::: ENTRIES SHOWN :::

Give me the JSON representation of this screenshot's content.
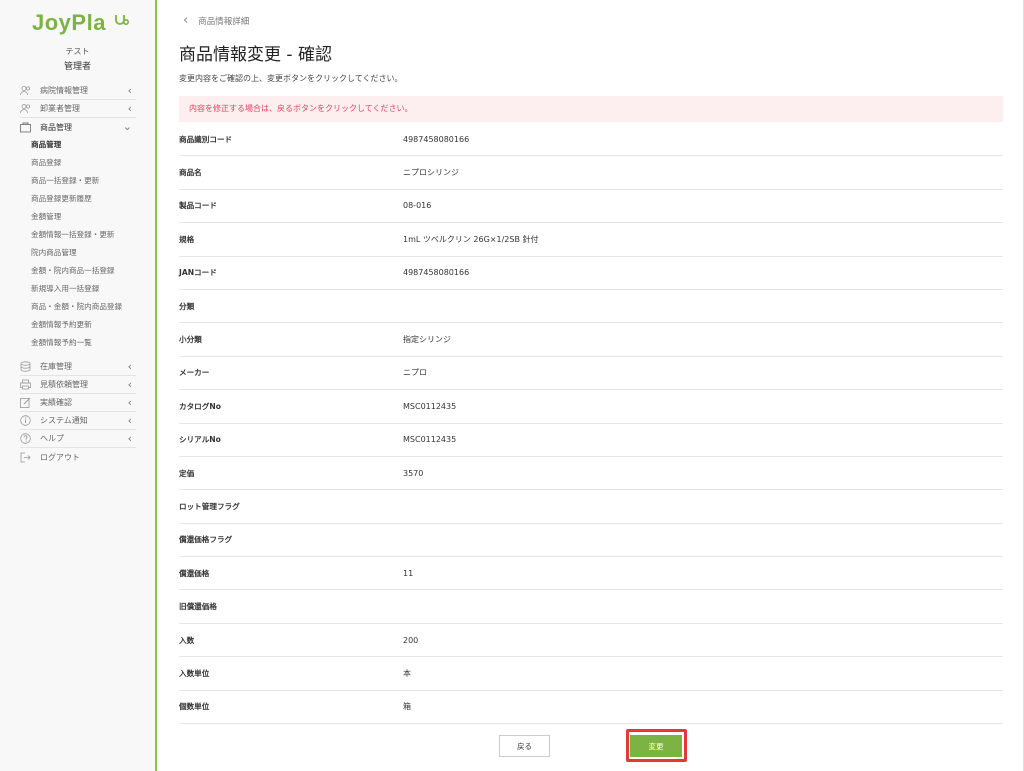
{
  "brand": {
    "logo_text": "JoyPla",
    "accent": "#7cb342",
    "alert_color": "#e0445f",
    "highlight_color": "#e53935"
  },
  "user": {
    "name": "テスト",
    "role": "管理者"
  },
  "sidebar": {
    "items": [
      {
        "label": "病院情報管理",
        "icon": "users-icon"
      },
      {
        "label": "卸業者管理",
        "icon": "users-icon"
      },
      {
        "label": "商品管理",
        "icon": "box-icon"
      }
    ],
    "sub_items": [
      "商品管理",
      "商品登録",
      "商品一括登録・更新",
      "商品登録更新履歴",
      "金額管理",
      "金額情報一括登録・更新",
      "院内商品管理",
      "金額・院内商品一括登録",
      "新規導入用一括登録",
      "商品・金額・院内商品登録",
      "金額情報予約更新",
      "金額情報予約一覧"
    ],
    "bottom_items": [
      {
        "label": "在庫管理",
        "icon": "database-icon"
      },
      {
        "label": "見積依頼管理",
        "icon": "printer-icon"
      },
      {
        "label": "実績確認",
        "icon": "edit-icon"
      },
      {
        "label": "システム通知",
        "icon": "info-icon"
      },
      {
        "label": "ヘルプ",
        "icon": "question-icon"
      },
      {
        "label": "ログアウト",
        "icon": "logout-icon"
      }
    ]
  },
  "main": {
    "breadcrumb": "商品情報詳細",
    "title": "商品情報変更 - 確認",
    "description": "変更内容をご確認の上、変更ボタンをクリックしてください。",
    "alert": "内容を修正する場合は、戻るボタンをクリックしてください。",
    "rows": [
      {
        "label": "商品識別コード",
        "value": "4987458080166"
      },
      {
        "label": "商品名",
        "value": "ニプロシリンジ"
      },
      {
        "label": "製品コード",
        "value": "08-016"
      },
      {
        "label": "規格",
        "value": "1mL ツベルクリン 26G×1/2SB 針付"
      },
      {
        "label": "JANコード",
        "value": "4987458080166"
      },
      {
        "label": "分類",
        "value": ""
      },
      {
        "label": "小分類",
        "value": "指定シリンジ"
      },
      {
        "label": "メーカー",
        "value": "ニプロ"
      },
      {
        "label": "カタログNo",
        "value": "MSC0112435"
      },
      {
        "label": "シリアルNo",
        "value": "MSC0112435"
      },
      {
        "label": "定価",
        "value": "3570"
      },
      {
        "label": "ロット管理フラグ",
        "value": ""
      },
      {
        "label": "償還価格フラグ",
        "value": ""
      },
      {
        "label": "償還価格",
        "value": "11"
      },
      {
        "label": "旧償還価格",
        "value": ""
      },
      {
        "label": "入数",
        "value": "200"
      },
      {
        "label": "入数単位",
        "value": "本"
      },
      {
        "label": "個数単位",
        "value": "箱"
      }
    ],
    "back_label": "戻る",
    "submit_label": "変更"
  }
}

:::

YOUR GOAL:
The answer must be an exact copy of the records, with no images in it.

ANSWER SECTION:
Give me the JSON representation of this screenshot's content.
{
  "brand": {
    "logo_text": "JoyPla",
    "accent": "#7cb342",
    "alert_color": "#e0445f",
    "highlight_color": "#e53935"
  },
  "user": {
    "name": "テスト",
    "role": "管理者"
  },
  "sidebar": {
    "items": [
      {
        "label": "病院情報管理",
        "icon": "users-icon"
      },
      {
        "label": "卸業者管理",
        "icon": "users-icon"
      },
      {
        "label": "商品管理",
        "icon": "box-icon"
      }
    ],
    "sub_items": [
      "商品管理",
      "商品登録",
      "商品一括登録・更新",
      "商品登録更新履歴",
      "金額管理",
      "金額情報一括登録・更新",
      "院内商品管理",
      "金額・院内商品一括登録",
      "新規導入用一括登録",
      "商品・金額・院内商品登録",
      "金額情報予約更新",
      "金額情報予約一覧"
    ],
    "bottom_items": [
      {
        "label": "在庫管理",
        "icon": "database-icon"
      },
      {
        "label": "見積依頼管理",
        "icon": "printer-icon"
      },
      {
        "label": "実績確認",
        "icon": "edit-icon"
      },
      {
        "label": "システム通知",
        "icon": "info-icon"
      },
      {
        "label": "ヘルプ",
        "icon": "question-icon"
      },
      {
        "label": "ログアウト",
        "icon": "logout-icon"
      }
    ]
  },
  "main": {
    "breadcrumb": "商品情報詳細",
    "title": "商品情報変更 - 確認",
    "description": "変更内容をご確認の上、変更ボタンをクリックしてください。",
    "alert": "内容を修正する場合は、戻るボタンをクリックしてください。",
    "rows": [
      {
        "label": "商品識別コード",
        "value": "4987458080166"
      },
      {
        "label": "商品名",
        "value": "ニプロシリンジ"
      },
      {
        "label": "製品コード",
        "value": "08-016"
      },
      {
        "label": "規格",
        "value": "1mL ツベルクリン 26G×1/2SB 針付"
      },
      {
        "label": "JANコード",
        "value": "4987458080166"
      },
      {
        "label": "分類",
        "value": ""
      },
      {
        "label": "小分類",
        "value": "指定シリンジ"
      },
      {
        "label": "メーカー",
        "value": "ニプロ"
      },
      {
        "label": "カタログNo",
        "value": "MSC0112435"
      },
      {
        "label": "シリアルNo",
        "value": "MSC0112435"
      },
      {
        "label": "定価",
        "value": "3570"
      },
      {
        "label": "ロット管理フラグ",
        "value": ""
      },
      {
        "label": "償還価格フラグ",
        "value": ""
      },
      {
        "label": "償還価格",
        "value": "11"
      },
      {
        "label": "旧償還価格",
        "value": ""
      },
      {
        "label": "入数",
        "value": "200"
      },
      {
        "label": "入数単位",
        "value": "本"
      },
      {
        "label": "個数単位",
        "value": "箱"
      }
    ],
    "back_label": "戻る",
    "submit_label": "変更"
  }
}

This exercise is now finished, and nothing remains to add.